Again, the teachers, though all agreed that something along the lines of moral instruction ought to be done, are in no agreement at all as to how it should be done. Those who believe that formal lessons in morals with a definite allotment of school time ought not to be given seem to be in a majority. They feel that some suggestive course of study ought to be drawn up so that teachers would be enabled to give training in character and morals in conjunction with the studies already in the curriculum, particularly those of English, history and civics. They feel, however, that each study may be made to answer the purpose, when skilfully and deftly handled, and that everything in connection with school life should be utilized: the playground, sports, the assembly, the school city, self-government, dramatics, pageants, home visits, parents' meetings, etc.

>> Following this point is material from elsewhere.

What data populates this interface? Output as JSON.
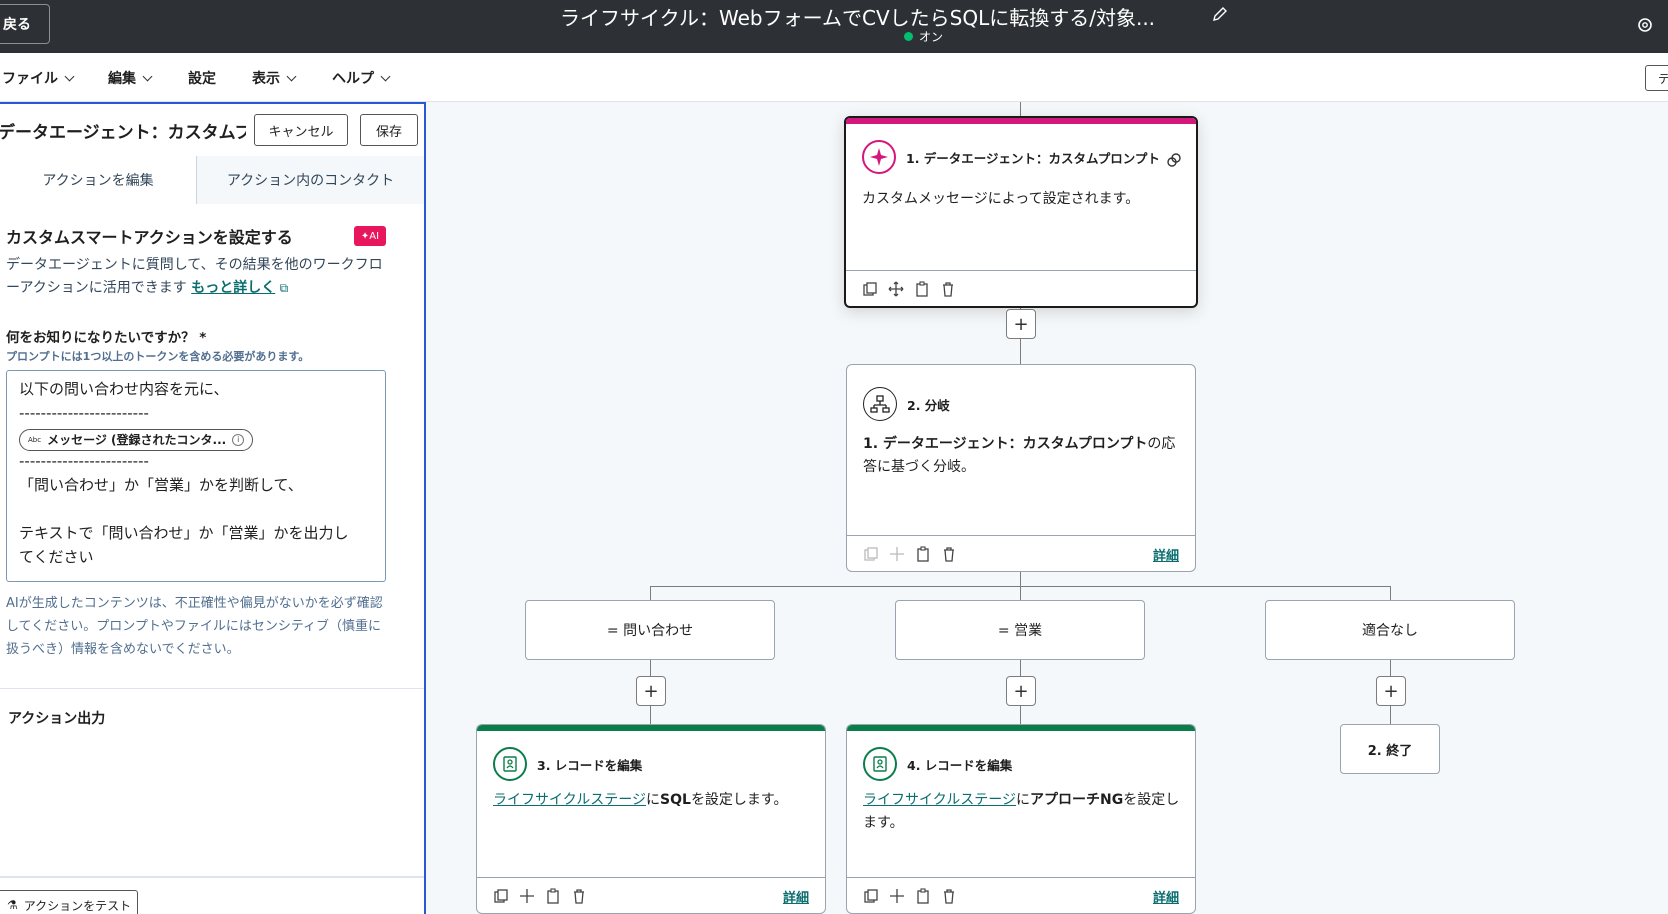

They lay emphasis on the personality of the teacher and on the necessity that normal schools and other teacher training agencies are under, to develop teachers who will exercise a good influence on pupils by their personality, spirit and example. They also urge that those who employ teachers should place the element of personality more strongly to the fore than formerly.
The teaching body as a whole may be said to be passive with reference to moral instruction. Though perhaps acknowledging its worth they are willing to do nothing active to bring it into the course of study. Some meetings of the National Education Association (1907 and after) have had papers read upon it and they have met with a favorable reception. In some communities the courses of study in the elementary schools point out the opportunity for giving moral instruction, but this is not general.

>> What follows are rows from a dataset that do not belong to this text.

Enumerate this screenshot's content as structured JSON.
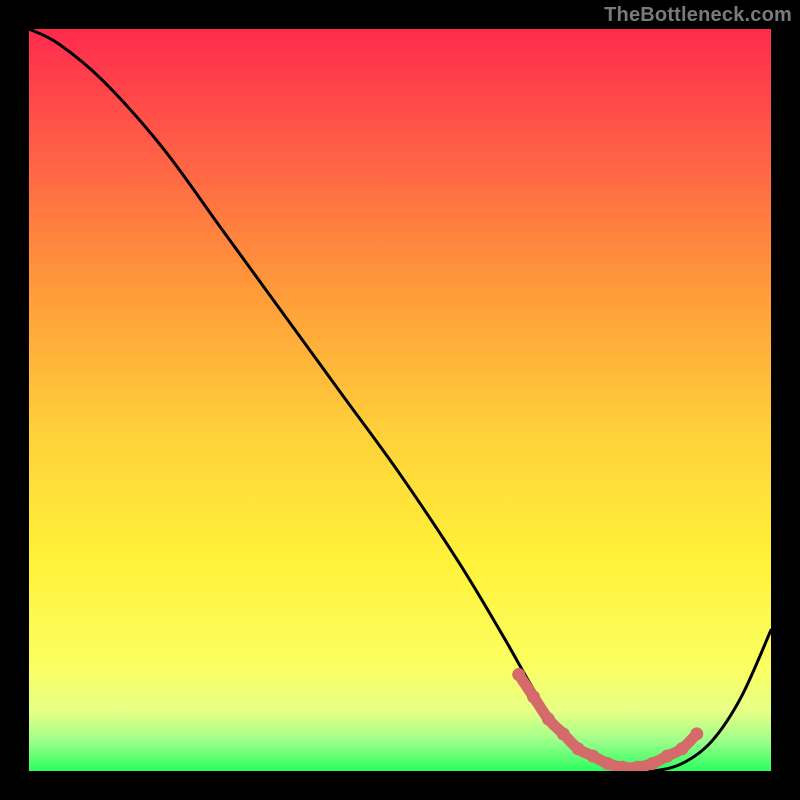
{
  "watermark": {
    "text": "TheBottleneck.com"
  },
  "gradient": {
    "stops": [
      {
        "offset": 0.0,
        "color": "#ff2b4d"
      },
      {
        "offset": 0.15,
        "color": "#ff5a47"
      },
      {
        "offset": 0.35,
        "color": "#ff9a3a"
      },
      {
        "offset": 0.55,
        "color": "#ffd23a"
      },
      {
        "offset": 0.72,
        "color": "#fff23a"
      },
      {
        "offset": 0.86,
        "color": "#fbff62"
      },
      {
        "offset": 0.92,
        "color": "#e6ff86"
      },
      {
        "offset": 0.96,
        "color": "#9bff8a"
      },
      {
        "offset": 1.0,
        "color": "#2bff5e"
      }
    ]
  },
  "chart_data": {
    "type": "line",
    "title": "",
    "xlabel": "",
    "ylabel": "",
    "xlim": [
      0,
      100
    ],
    "ylim": [
      0,
      100
    ],
    "series": [
      {
        "name": "bottleneck-curve",
        "x": [
          0,
          4,
          10,
          18,
          26,
          34,
          42,
          50,
          58,
          64,
          68,
          72,
          76,
          80,
          84,
          88,
          92,
          96,
          100
        ],
        "values": [
          100,
          98,
          93,
          84,
          73,
          62,
          51,
          40,
          28,
          18,
          11,
          5,
          2,
          0,
          0,
          1,
          4,
          10,
          19
        ]
      }
    ],
    "highlight": {
      "name": "minimum-band",
      "x": [
        66,
        68,
        70,
        72,
        74,
        76,
        78,
        80,
        82,
        84,
        86,
        88,
        90
      ],
      "values": [
        13,
        10,
        7,
        5,
        3,
        2,
        1,
        0.5,
        0.5,
        1,
        2,
        3,
        5
      ]
    }
  }
}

A considerable negative element is found which doubts the utility of moral instruction. Members of this group maintain that it cannot be shown that the moral condition of the people in countries where religious and moral instruction is given is any higher than in the United States. They say that it cannot be shown that the graduates of church and private schools, where more or less formal moral instruction is given, are superior to those of the public schools, where virtually no or very informal instruction is found. They maintain that it is only through the personal influence of the teacher that good results are obtained and that all efforts should be directed toward the preparation of the teachers. They seem to overlook, however, the fact that the teacher is an outgrowth of the boy or girl, and that to get effective teachers a system of moral instruction for the children is necessary, as the pupil of to-day is the teacher of to-morrow. In spite of this negative attitude on the part of some the outlook at present is that courses of study for morals and character building will have a great growth in the future. See Ethics; and related topics on Education.
Bibliography. — Griggs, E. H., ‘Moral Education’ (pp. 297-341); Martin, E. G., ‘Moral Training of the School Child’; Rugh, C. E., and others, ‘Moral Training in the Public Schools’; Sadler, M. E., ‘Moral Instruction and Training in Schools in Great Britain and Ireland’ (Vol. I, pp. 480-489); and ‘Schools of Other Countries’ (Vol. II, pp. 351-369); National Education Association, indexes to volumes of Proceedings; Religious Education Association, Index to all publications to 1909 — see under Schools, Morals, etc., and particularly Vol. III, pp. 137-146; South Dakota Education Association, ‘List of Books Useful in Class Work.’